> _Task objective_:
Faithfully repeat all of the records, as they are written below.

> _Records to process_:

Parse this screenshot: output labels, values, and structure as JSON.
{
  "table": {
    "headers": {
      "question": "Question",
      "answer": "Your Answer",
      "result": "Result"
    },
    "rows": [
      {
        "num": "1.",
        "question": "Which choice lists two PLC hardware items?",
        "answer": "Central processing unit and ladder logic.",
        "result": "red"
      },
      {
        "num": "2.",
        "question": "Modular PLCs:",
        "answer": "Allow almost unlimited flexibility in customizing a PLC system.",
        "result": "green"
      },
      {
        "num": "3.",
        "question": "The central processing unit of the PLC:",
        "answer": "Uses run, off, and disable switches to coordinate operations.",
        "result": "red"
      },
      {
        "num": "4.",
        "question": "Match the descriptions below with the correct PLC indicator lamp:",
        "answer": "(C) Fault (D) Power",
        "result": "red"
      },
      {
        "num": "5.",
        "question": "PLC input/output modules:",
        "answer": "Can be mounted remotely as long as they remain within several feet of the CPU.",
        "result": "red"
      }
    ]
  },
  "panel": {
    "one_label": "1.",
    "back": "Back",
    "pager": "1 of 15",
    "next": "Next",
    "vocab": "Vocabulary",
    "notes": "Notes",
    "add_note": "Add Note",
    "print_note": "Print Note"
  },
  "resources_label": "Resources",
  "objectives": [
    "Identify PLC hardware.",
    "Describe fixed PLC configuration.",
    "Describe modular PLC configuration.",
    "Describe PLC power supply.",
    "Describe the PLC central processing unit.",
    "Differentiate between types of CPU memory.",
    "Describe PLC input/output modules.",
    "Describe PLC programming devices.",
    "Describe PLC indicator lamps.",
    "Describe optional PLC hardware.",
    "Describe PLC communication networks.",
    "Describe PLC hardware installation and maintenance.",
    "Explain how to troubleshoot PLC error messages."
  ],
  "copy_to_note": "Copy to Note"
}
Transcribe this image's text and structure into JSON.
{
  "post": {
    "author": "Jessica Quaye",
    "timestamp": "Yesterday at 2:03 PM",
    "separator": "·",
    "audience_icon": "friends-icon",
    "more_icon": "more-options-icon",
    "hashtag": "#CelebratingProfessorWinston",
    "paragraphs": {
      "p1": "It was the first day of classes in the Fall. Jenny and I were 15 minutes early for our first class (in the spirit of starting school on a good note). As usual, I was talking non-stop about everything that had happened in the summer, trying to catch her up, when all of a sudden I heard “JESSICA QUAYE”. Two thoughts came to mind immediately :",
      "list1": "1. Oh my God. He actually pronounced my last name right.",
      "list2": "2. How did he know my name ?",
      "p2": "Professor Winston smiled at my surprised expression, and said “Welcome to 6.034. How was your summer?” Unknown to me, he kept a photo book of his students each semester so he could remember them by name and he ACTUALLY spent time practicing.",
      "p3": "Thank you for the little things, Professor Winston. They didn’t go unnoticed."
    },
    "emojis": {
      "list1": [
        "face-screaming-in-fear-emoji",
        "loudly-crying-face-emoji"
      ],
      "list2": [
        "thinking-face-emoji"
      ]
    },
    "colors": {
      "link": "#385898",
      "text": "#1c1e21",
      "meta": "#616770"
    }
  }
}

> _Answer space_:
Parse this screenshot: output labels, values, and structure as JSON.
{
  "table": {
    "headers": {
      "question": "Question",
      "answer": "Your Answer",
      "result": "Result"
    },
    "rows": [
      {
        "num": "1.",
        "question": "Which choice lists two PLC hardware items?",
        "answer": "Central processing unit and ladder logic.",
        "result": "red"
      },
      {
        "num": "2.",
        "question": "Modular PLCs:",
        "answer": "Allow almost unlimited flexibility in customizing a PLC system.",
        "result": "green"
      },
      {
        "num": "3.",
        "question": "The central processing unit of the PLC:",
        "answer": "Uses run, off, and disable switches to coordinate operations.",
        "result": "red"
      },
      {
        "num": "4.",
        "question": "Match the descriptions below with the correct PLC indicator lamp:",
        "answer": "(C) Fault (D) Power",
        "result": "red"
      },
      {
        "num": "5.",
        "question": "PLC input/output modules:",
        "answer": "Can be mounted remotely as long as they remain within several feet of the CPU.",
        "result": "red"
      }
    ]
  },
  "panel": {
    "one_label": "1.",
    "back": "Back",
    "pager": "1 of 15",
    "next": "Next",
    "vocab": "Vocabulary",
    "notes": "Notes",
    "add_note": "Add Note",
    "print_note": "Print Note"
  },
  "resources_label": "Resources",
  "objectives": [
    "Identify PLC hardware.",
    "Describe fixed PLC configuration.",
    "Describe modular PLC configuration.",
    "Describe PLC power supply.",
    "Describe the PLC central processing unit.",
    "Differentiate between types of CPU memory.",
    "Describe PLC input/output modules.",
    "Describe PLC programming devices.",
    "Describe PLC indicator lamps.",
    "Describe optional PLC hardware.",
    "Describe PLC communication networks.",
    "Describe PLC hardware installation and maintenance.",
    "Explain how to troubleshoot PLC error messages."
  ],
  "copy_to_note": "Copy to Note"
}
Transcribe this image's text and structure into JSON.
{
  "post": {
    "author": "Jessica Quaye",
    "timestamp": "Yesterday at 2:03 PM",
    "separator": "·",
    "audience_icon": "friends-icon",
    "more_icon": "more-options-icon",
    "hashtag": "#CelebratingProfessorWinston",
    "paragraphs": {
      "p1": "It was the first day of classes in the Fall. Jenny and I were 15 minutes early for our first class (in the spirit of starting school on a good note). As usual, I was talking non-stop about everything that had happened in the summer, trying to catch her up, when all of a sudden I heard “JESSICA QUAYE”. Two thoughts came to mind immediately :",
      "list1": "1. Oh my God. He actually pronounced my last name right.",
      "list2": "2. How did he know my name ?",
      "p2": "Professor Winston smiled at my surprised expression, and said “Welcome to 6.034. How was your summer?” Unknown to me, he kept a photo book of his students each semester so he could remember them by name and he ACTUALLY spent time practicing.",
      "p3": "Thank you for the little things, Professor Winston. They didn’t go unnoticed."
    },
    "emojis": {
      "list1": [
        "face-screaming-in-fear-emoji",
        "loudly-crying-face-emoji"
      ],
      "list2": [
        "thinking-face-emoji"
      ]
    },
    "colors": {
      "link": "#385898",
      "text": "#1c1e21",
      "meta": "#616770"
    }
  }
}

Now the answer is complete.